- Opening Delimiter -
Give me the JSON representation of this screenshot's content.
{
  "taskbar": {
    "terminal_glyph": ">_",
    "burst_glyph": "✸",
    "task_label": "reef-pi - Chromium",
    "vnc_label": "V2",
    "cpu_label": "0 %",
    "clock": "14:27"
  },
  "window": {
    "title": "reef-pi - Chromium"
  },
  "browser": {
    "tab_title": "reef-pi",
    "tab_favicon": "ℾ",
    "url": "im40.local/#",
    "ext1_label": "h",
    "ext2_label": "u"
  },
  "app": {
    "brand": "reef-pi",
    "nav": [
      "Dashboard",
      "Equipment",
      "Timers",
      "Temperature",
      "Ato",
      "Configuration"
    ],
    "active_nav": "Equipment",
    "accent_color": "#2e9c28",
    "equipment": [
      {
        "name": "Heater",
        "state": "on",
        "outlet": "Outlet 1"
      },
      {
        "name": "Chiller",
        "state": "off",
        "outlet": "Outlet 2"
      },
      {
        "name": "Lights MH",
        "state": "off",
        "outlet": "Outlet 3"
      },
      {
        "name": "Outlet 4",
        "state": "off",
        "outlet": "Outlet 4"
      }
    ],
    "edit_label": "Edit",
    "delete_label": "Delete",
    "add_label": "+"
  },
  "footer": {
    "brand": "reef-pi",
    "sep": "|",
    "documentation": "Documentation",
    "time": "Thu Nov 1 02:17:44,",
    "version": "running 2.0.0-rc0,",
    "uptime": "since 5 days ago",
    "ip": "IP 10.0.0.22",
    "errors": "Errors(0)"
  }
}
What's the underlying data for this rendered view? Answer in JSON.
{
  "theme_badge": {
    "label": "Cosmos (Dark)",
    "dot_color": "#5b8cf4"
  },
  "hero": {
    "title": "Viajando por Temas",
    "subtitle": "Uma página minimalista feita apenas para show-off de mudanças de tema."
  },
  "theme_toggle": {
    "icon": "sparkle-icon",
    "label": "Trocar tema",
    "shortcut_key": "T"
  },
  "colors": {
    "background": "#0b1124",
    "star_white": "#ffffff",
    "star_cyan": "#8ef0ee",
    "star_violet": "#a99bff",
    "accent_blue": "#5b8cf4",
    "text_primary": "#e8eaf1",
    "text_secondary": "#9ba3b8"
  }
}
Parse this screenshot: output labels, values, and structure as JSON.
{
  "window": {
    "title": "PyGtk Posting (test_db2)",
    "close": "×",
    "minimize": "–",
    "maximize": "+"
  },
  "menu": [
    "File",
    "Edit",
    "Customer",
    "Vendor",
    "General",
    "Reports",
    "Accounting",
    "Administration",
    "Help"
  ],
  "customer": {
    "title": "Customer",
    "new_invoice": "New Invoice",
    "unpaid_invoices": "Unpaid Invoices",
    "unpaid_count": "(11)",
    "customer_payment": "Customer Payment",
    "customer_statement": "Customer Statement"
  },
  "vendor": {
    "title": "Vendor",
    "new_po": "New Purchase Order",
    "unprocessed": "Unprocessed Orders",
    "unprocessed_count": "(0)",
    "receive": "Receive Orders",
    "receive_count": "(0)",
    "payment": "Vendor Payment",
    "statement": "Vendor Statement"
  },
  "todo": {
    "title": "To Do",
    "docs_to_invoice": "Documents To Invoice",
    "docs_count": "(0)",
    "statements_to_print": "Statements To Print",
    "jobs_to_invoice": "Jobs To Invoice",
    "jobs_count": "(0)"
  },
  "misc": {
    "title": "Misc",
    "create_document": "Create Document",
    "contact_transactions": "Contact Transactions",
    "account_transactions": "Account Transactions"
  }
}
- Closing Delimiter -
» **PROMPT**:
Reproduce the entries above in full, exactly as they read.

» **TASK ANSWER**:
Give me the JSON representation of this screenshot's content.
{
  "taskbar": {
    "terminal_glyph": ">_",
    "burst_glyph": "✸",
    "task_label": "reef-pi - Chromium",
    "vnc_label": "V2",
    "cpu_label": "0 %",
    "clock": "14:27"
  },
  "window": {
    "title": "reef-pi - Chromium"
  },
  "browser": {
    "tab_title": "reef-pi",
    "tab_favicon": "ℾ",
    "url": "im40.local/#",
    "ext1_label": "h",
    "ext2_label": "u"
  },
  "app": {
    "brand": "reef-pi",
    "nav": [
      "Dashboard",
      "Equipment",
      "Timers",
      "Temperature",
      "Ato",
      "Configuration"
    ],
    "active_nav": "Equipment",
    "accent_color": "#2e9c28",
    "equipment": [
      {
        "name": "Heater",
        "state": "on",
        "outlet": "Outlet 1"
      },
      {
        "name": "Chiller",
        "state": "off",
        "outlet": "Outlet 2"
      },
      {
        "name": "Lights MH",
        "state": "off",
        "outlet": "Outlet 3"
      },
      {
        "name": "Outlet 4",
        "state": "off",
        "outlet": "Outlet 4"
      }
    ],
    "edit_label": "Edit",
    "delete_label": "Delete",
    "add_label": "+"
  },
  "footer": {
    "brand": "reef-pi",
    "sep": "|",
    "documentation": "Documentation",
    "time": "Thu Nov 1 02:17:44,",
    "version": "running 2.0.0-rc0,",
    "uptime": "since 5 days ago",
    "ip": "IP 10.0.0.22",
    "errors": "Errors(0)"
  }
}
What's the underlying data for this rendered view? Answer in JSON.
{
  "theme_badge": {
    "label": "Cosmos (Dark)",
    "dot_color": "#5b8cf4"
  },
  "hero": {
    "title": "Viajando por Temas",
    "subtitle": "Uma página minimalista feita apenas para show-off de mudanças de tema."
  },
  "theme_toggle": {
    "icon": "sparkle-icon",
    "label": "Trocar tema",
    "shortcut_key": "T"
  },
  "colors": {
    "background": "#0b1124",
    "star_white": "#ffffff",
    "star_cyan": "#8ef0ee",
    "star_violet": "#a99bff",
    "accent_blue": "#5b8cf4",
    "text_primary": "#e8eaf1",
    "text_secondary": "#9ba3b8"
  }
}
Parse this screenshot: output labels, values, and structure as JSON.
{
  "window": {
    "title": "PyGtk Posting (test_db2)",
    "close": "×",
    "minimize": "–",
    "maximize": "+"
  },
  "menu": [
    "File",
    "Edit",
    "Customer",
    "Vendor",
    "General",
    "Reports",
    "Accounting",
    "Administration",
    "Help"
  ],
  "customer": {
    "title": "Customer",
    "new_invoice": "New Invoice",
    "unpaid_invoices": "Unpaid Invoices",
    "unpaid_count": "(11)",
    "customer_payment": "Customer Payment",
    "customer_statement": "Customer Statement"
  },
  "vendor": {
    "title": "Vendor",
    "new_po": "New Purchase Order",
    "unprocessed": "Unprocessed Orders",
    "unprocessed_count": "(0)",
    "receive": "Receive Orders",
    "receive_count": "(0)",
    "payment": "Vendor Payment",
    "statement": "Vendor Statement"
  },
  "todo": {
    "title": "To Do",
    "docs_to_invoice": "Documents To Invoice",
    "docs_count": "(0)",
    "statements_to_print": "Statements To Print",
    "jobs_to_invoice": "Jobs To Invoice",
    "jobs_count": "(0)"
  },
  "misc": {
    "title": "Misc",
    "create_document": "Create Document",
    "contact_transactions": "Contact Transactions",
    "account_transactions": "Account Transactions"
  }
}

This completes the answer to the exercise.